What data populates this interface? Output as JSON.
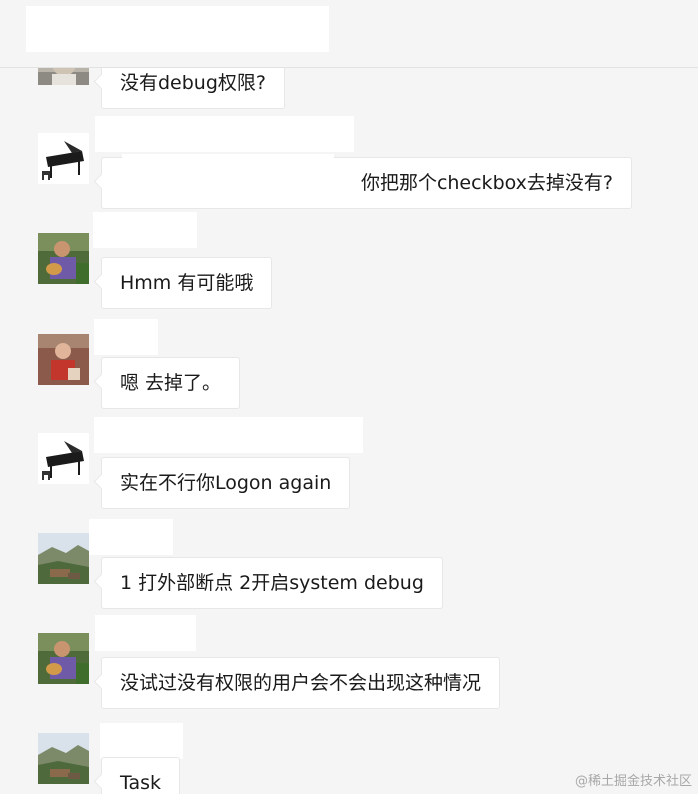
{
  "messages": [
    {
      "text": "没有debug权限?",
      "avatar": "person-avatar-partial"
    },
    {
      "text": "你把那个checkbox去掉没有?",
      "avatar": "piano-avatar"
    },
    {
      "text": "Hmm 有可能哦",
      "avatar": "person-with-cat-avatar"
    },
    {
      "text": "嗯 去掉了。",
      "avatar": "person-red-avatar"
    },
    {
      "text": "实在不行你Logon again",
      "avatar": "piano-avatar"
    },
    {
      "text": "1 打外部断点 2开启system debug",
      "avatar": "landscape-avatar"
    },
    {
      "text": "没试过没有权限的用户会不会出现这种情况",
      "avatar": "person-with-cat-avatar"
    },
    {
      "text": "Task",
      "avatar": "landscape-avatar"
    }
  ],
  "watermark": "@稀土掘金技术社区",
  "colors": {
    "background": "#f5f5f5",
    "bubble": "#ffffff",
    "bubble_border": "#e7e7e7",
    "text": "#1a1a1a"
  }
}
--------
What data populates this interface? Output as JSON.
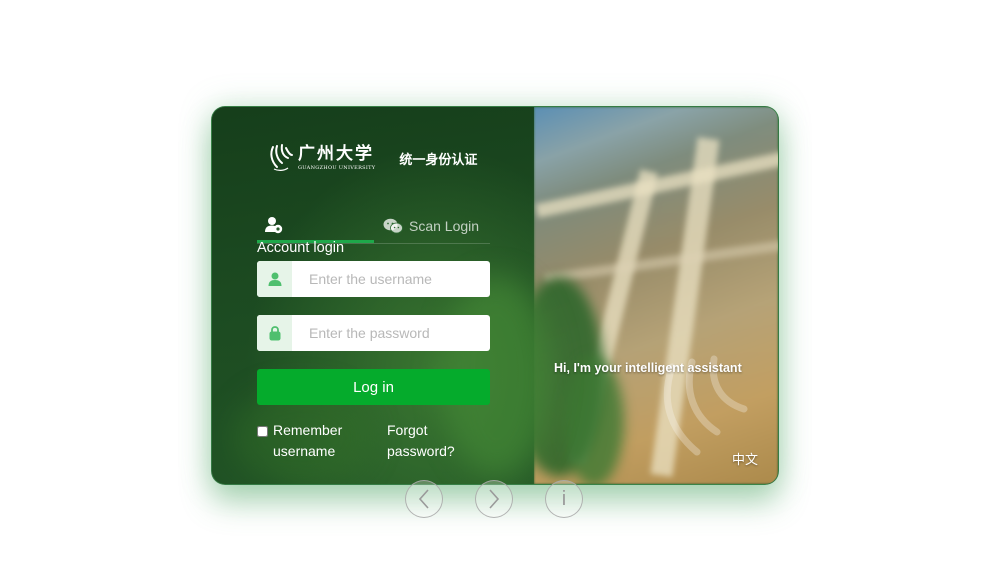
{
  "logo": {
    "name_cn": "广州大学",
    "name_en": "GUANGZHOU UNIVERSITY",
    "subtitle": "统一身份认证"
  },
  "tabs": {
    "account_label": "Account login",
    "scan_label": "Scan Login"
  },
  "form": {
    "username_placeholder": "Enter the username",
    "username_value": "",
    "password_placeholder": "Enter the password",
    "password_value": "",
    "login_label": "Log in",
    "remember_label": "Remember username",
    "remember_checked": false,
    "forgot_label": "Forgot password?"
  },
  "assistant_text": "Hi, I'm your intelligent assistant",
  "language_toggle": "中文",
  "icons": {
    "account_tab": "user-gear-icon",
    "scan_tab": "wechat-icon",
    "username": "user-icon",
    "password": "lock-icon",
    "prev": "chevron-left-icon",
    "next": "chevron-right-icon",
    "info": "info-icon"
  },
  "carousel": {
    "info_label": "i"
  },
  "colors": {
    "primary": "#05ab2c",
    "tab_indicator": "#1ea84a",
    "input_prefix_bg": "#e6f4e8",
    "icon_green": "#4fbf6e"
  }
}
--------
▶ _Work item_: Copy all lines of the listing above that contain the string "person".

▶ _Exercise output_:
      "avatar": "person-avatar-partial"
      "avatar": "person-with-cat-avatar"
      "avatar": "person-red-avatar"
      "avatar": "person-with-cat-avatar"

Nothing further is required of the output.